:: What you are asked to do ::
All of the entries below, duplicated exactly, make up the answer.

########################################

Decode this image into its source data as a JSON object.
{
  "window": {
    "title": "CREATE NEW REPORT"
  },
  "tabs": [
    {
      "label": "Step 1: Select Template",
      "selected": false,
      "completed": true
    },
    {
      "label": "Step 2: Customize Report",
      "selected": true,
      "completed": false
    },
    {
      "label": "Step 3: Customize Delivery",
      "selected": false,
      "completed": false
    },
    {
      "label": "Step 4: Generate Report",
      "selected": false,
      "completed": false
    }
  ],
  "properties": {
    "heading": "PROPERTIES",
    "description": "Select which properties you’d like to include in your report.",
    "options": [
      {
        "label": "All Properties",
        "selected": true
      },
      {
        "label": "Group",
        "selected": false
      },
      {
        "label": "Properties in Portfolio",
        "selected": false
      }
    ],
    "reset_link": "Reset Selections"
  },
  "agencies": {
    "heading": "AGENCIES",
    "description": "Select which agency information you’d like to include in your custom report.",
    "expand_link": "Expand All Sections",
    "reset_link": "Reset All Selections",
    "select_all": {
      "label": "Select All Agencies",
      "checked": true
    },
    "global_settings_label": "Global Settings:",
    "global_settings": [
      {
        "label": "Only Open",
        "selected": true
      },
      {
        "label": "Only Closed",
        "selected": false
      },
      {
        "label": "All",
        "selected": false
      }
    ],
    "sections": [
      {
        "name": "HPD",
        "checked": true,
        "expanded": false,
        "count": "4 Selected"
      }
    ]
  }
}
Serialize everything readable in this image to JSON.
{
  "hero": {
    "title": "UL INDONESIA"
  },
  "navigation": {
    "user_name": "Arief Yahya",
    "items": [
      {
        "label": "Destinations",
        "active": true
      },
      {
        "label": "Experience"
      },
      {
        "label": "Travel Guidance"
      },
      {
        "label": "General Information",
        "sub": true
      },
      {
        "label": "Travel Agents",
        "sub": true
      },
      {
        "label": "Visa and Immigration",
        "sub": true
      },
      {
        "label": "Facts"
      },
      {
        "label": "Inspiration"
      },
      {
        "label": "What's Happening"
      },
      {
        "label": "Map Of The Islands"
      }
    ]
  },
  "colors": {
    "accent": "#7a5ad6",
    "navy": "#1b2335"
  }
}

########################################

:: Expected answer ::
Decode this image into its source data as a JSON object.
{
  "window": {
    "title": "CREATE NEW REPORT"
  },
  "tabs": [
    {
      "label": "Step 1: Select Template",
      "selected": false,
      "completed": true
    },
    {
      "label": "Step 2: Customize Report",
      "selected": true,
      "completed": false
    },
    {
      "label": "Step 3: Customize Delivery",
      "selected": false,
      "completed": false
    },
    {
      "label": "Step 4: Generate Report",
      "selected": false,
      "completed": false
    }
  ],
  "properties": {
    "heading": "PROPERTIES",
    "description": "Select which properties you’d like to include in your report.",
    "options": [
      {
        "label": "All Properties",
        "selected": true
      },
      {
        "label": "Group",
        "selected": false
      },
      {
        "label": "Properties in Portfolio",
        "selected": false
      }
    ],
    "reset_link": "Reset Selections"
  },
  "agencies": {
    "heading": "AGENCIES",
    "description": "Select which agency information you’d like to include in your custom report.",
    "expand_link": "Expand All Sections",
    "reset_link": "Reset All Selections",
    "select_all": {
      "label": "Select All Agencies",
      "checked": true
    },
    "global_settings_label": "Global Settings:",
    "global_settings": [
      {
        "label": "Only Open",
        "selected": true
      },
      {
        "label": "Only Closed",
        "selected": false
      },
      {
        "label": "All",
        "selected": false
      }
    ],
    "sections": [
      {
        "name": "HPD",
        "checked": true,
        "expanded": false,
        "count": "4 Selected"
      }
    ]
  }
}
Serialize everything readable in this image to JSON.
{
  "hero": {
    "title": "UL INDONESIA"
  },
  "navigation": {
    "user_name": "Arief Yahya",
    "items": [
      {
        "label": "Destinations",
        "active": true
      },
      {
        "label": "Experience"
      },
      {
        "label": "Travel Guidance"
      },
      {
        "label": "General Information",
        "sub": true
      },
      {
        "label": "Travel Agents",
        "sub": true
      },
      {
        "label": "Visa and Immigration",
        "sub": true
      },
      {
        "label": "Facts"
      },
      {
        "label": "Inspiration"
      },
      {
        "label": "What's Happening"
      },
      {
        "label": "Map Of The Islands"
      }
    ]
  },
  "colors": {
    "accent": "#7a5ad6",
    "navy": "#1b2335"
  }
}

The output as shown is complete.